Stored entries
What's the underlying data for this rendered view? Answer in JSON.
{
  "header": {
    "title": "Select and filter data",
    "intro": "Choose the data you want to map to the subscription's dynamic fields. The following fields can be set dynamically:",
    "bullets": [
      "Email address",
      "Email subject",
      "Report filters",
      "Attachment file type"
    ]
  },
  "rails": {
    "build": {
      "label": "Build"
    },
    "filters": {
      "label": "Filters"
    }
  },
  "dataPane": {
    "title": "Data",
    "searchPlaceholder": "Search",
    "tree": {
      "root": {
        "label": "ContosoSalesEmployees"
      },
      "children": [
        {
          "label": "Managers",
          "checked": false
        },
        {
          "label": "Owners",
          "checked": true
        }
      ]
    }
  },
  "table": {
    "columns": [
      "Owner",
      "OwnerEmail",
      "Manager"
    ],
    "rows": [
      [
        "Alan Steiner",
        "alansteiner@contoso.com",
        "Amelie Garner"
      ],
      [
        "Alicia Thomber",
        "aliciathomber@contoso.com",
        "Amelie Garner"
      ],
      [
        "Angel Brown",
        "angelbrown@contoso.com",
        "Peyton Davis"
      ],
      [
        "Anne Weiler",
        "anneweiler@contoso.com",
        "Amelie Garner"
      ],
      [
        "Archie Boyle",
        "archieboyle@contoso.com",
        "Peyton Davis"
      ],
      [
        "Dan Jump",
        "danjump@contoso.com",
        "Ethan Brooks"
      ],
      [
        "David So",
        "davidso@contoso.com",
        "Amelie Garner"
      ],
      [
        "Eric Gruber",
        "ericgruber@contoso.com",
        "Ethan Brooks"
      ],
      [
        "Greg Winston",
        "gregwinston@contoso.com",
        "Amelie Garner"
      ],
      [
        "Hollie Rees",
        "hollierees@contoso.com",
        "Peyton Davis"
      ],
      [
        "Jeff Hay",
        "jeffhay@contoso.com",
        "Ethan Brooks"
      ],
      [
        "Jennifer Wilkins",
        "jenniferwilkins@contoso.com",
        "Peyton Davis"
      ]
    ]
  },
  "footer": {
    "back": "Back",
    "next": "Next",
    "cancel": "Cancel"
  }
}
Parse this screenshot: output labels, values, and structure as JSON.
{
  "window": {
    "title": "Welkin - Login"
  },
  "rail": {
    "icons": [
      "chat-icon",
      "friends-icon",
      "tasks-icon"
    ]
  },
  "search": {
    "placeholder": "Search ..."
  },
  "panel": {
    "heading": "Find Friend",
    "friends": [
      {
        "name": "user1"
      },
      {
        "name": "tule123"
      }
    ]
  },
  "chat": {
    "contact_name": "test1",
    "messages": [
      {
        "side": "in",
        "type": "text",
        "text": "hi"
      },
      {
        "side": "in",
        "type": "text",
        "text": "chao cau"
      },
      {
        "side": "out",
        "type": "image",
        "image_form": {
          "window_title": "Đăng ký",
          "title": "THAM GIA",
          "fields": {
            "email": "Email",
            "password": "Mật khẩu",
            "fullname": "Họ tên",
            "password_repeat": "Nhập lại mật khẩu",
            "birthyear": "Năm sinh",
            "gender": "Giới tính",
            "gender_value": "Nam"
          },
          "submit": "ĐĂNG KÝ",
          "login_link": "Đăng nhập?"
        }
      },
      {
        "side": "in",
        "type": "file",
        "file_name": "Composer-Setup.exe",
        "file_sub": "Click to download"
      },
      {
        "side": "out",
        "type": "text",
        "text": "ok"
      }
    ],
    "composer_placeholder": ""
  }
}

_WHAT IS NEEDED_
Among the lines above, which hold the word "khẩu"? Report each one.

_YOUR SOLUTION_
            "password": "Mật khẩu",
            "password_repeat": "Nhập lại mật khẩu",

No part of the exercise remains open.